Steps to A Healthier You
Begin keeping a food diary! You can write it out by hand, use fitness pal online, or type it daily in a Microsoft Word document. I chose the latter. Go back over the diary for the week. Acknowledge what you did well and see where you need to make improvements. The diary has given me insight into my eating habits. I usually don’t eat enough or I binge, and rarely have I had a solid 1200 calorie day since I started working out five weeks ago. I’m usually over 1,200 calories or under 1,200 calories. If you want to lose weight, you need to consume between 1,200 to 1,500 calories a day until you reach your goal weight. Then, you can increase to 2,000 calories a day. Counting calories is super important, however, you also need to look for the grams of fat, protein, and sugar. Nutritionist Kim Lynn suggests looking for single digit grams of fat, single digit grams of sugar, and double digit grams of protein when reading the nutrition labels on foods. Numbers are essential. If you do not collect the data, then you just consume calories, sugar, and fat without thinking about it and this leads to significant weight gain.

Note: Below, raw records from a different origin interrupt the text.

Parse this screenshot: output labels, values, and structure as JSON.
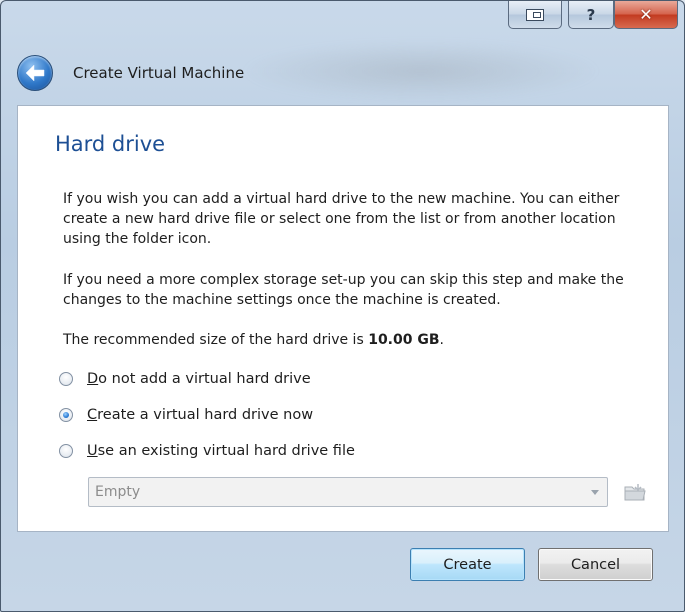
{
  "window": {
    "caption_help": "?",
    "caption_close": "✕"
  },
  "header": {
    "title": "Create Virtual Machine",
    "back_icon": "back-arrow-icon"
  },
  "page": {
    "title": "Hard drive",
    "paragraph1": "If you wish you can add a virtual hard drive to the new machine. You can either create a new hard drive file or select one from the list or from another location using the folder icon.",
    "paragraph2": "If you need a more complex storage set-up you can skip this step and make the changes to the machine settings once the machine is created.",
    "recommended_prefix": "The recommended size of the hard drive is ",
    "recommended_size": "10.00 GB",
    "recommended_suffix": "."
  },
  "options": [
    {
      "accel": "D",
      "rest": "o not add a virtual hard drive",
      "checked": false
    },
    {
      "accel": "C",
      "rest": "reate a virtual hard drive now",
      "checked": true
    },
    {
      "accel": "U",
      "rest": "se an existing virtual hard drive file",
      "checked": false
    }
  ],
  "disk_combo": {
    "value": "Empty",
    "enabled": false
  },
  "buttons": {
    "create": "Create",
    "cancel": "Cancel"
  },
  "colors": {
    "title_blue": "#1d4f94",
    "default_button_border": "#3c7fb1"
  }
}
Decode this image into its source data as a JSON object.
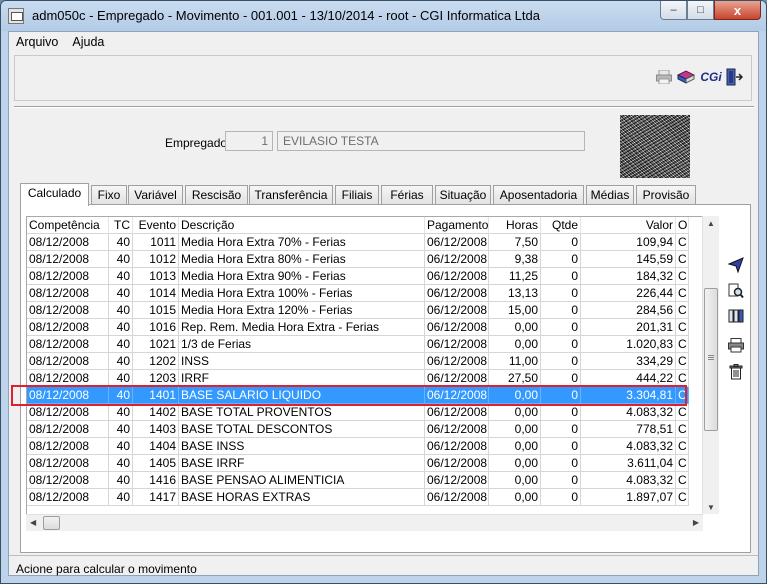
{
  "window": {
    "title": "adm050c - Empregado - Movimento - 001.001 - 13/10/2014 - root - CGI Informatica Ltda",
    "buttons": {
      "minimize": "–",
      "maximize": "□",
      "close": "x"
    }
  },
  "menu": [
    "Arquivo",
    "Ajuda"
  ],
  "toolbar": {
    "icons": [
      "printer-icon",
      "books-icon",
      "cgi-logo-icon",
      "exit-door-icon"
    ],
    "cgi_label": "CGi"
  },
  "employee": {
    "label": "Empregado:",
    "code": "1",
    "name": "EVILASIO TESTA"
  },
  "tabs": [
    "Calculado",
    "Fixo",
    "Variável",
    "Rescisão",
    "Transferência",
    "Filiais",
    "Férias",
    "Situação",
    "Aposentadoria",
    "Médias",
    "Provisão"
  ],
  "grid": {
    "columns": [
      "Competência",
      "TC",
      "Evento",
      "Descrição",
      "Pagamento",
      "Horas",
      "Qtde",
      "Valor",
      "O"
    ],
    "rows": [
      [
        "08/12/2008",
        "40",
        "1011",
        "Media Hora Extra 70% - Ferias",
        "06/12/2008",
        "7,50",
        "0",
        "109,94",
        "C"
      ],
      [
        "08/12/2008",
        "40",
        "1012",
        "Media Hora Extra 80% - Ferias",
        "06/12/2008",
        "9,38",
        "0",
        "145,59",
        "C"
      ],
      [
        "08/12/2008",
        "40",
        "1013",
        "Media Hora Extra 90% - Ferias",
        "06/12/2008",
        "11,25",
        "0",
        "184,32",
        "C"
      ],
      [
        "08/12/2008",
        "40",
        "1014",
        "Media Hora Extra 100% - Ferias",
        "06/12/2008",
        "13,13",
        "0",
        "226,44",
        "C"
      ],
      [
        "08/12/2008",
        "40",
        "1015",
        "Media Hora Extra 120% - Ferias",
        "06/12/2008",
        "15,00",
        "0",
        "284,56",
        "C"
      ],
      [
        "08/12/2008",
        "40",
        "1016",
        "Rep. Rem. Media Hora Extra - Ferias",
        "06/12/2008",
        "0,00",
        "0",
        "201,31",
        "C"
      ],
      [
        "08/12/2008",
        "40",
        "1021",
        "1/3 de Ferias",
        "06/12/2008",
        "0,00",
        "0",
        "1.020,83",
        "C"
      ],
      [
        "08/12/2008",
        "40",
        "1202",
        "INSS",
        "06/12/2008",
        "11,00",
        "0",
        "334,29",
        "C"
      ],
      [
        "08/12/2008",
        "40",
        "1203",
        "IRRF",
        "06/12/2008",
        "27,50",
        "0",
        "444,22",
        "C"
      ],
      [
        "08/12/2008",
        "40",
        "1401",
        "BASE SALARIO LIQUIDO",
        "06/12/2008",
        "0,00",
        "0",
        "3.304,81",
        "C"
      ],
      [
        "08/12/2008",
        "40",
        "1402",
        "BASE TOTAL PROVENTOS",
        "06/12/2008",
        "0,00",
        "0",
        "4.083,32",
        "C"
      ],
      [
        "08/12/2008",
        "40",
        "1403",
        "BASE TOTAL DESCONTOS",
        "06/12/2008",
        "0,00",
        "0",
        "778,51",
        "C"
      ],
      [
        "08/12/2008",
        "40",
        "1404",
        "BASE INSS",
        "06/12/2008",
        "0,00",
        "0",
        "4.083,32",
        "C"
      ],
      [
        "08/12/2008",
        "40",
        "1405",
        "BASE IRRF",
        "06/12/2008",
        "0,00",
        "0",
        "3.611,04",
        "C"
      ],
      [
        "08/12/2008",
        "40",
        "1416",
        "BASE PENSAO ALIMENTICIA",
        "06/12/2008",
        "0,00",
        "0",
        "4.083,32",
        "C"
      ],
      [
        "08/12/2008",
        "40",
        "1417",
        "BASE HORAS EXTRAS",
        "06/12/2008",
        "0,00",
        "0",
        "1.897,07",
        "C"
      ]
    ],
    "selected_row": 9
  },
  "side_icons": [
    "send-icon",
    "search-document-icon",
    "columns-edit-icon",
    "printer-icon",
    "trash-icon"
  ],
  "status": "Acione para calcular o movimento"
}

Ask yourself why you are eating? Are you hungry, bored, sad, or lonely? Most times boredom, depression, and loneliness can cause overeating. Quarantine has increased boredom and depression for people, so food has become a crutch for many of us during this time. Food is for nourishment and to keep us going during the day, but not to fill holes of emptiness or deal with stress or emotions. Journal, workout, read books, or watch movies or television shows to calm your stress or get out your frustrations and feelings. Acknowledge your feelings instead of stuffing them down with food or other substances.
As a Christian, I’ve been thinking about how we are only given one body and I have been treating my body like a trash can. God helps those who help themselves and you can’t treat your body with disrespect and expect it to keep going with no issues. Eventually bad habits will catch up with you and it is better to deal with this now before it becomes a serious medical problem later.
The food diary and working out are the first steps to getting my body to a healthy weight. Does this mean that I have everything together? No, I don’t. I am struggling daily with my diet. I am visiting Memphis on June 20th, so from now until June 20th, I plan to keep working out 5 days a week and only cook my meals from home. This will reset my body. I want to come out of this quarantine a physically healthier person and an emotionally healthier person as well. Keep taking care of yourselves!!
See you next week!!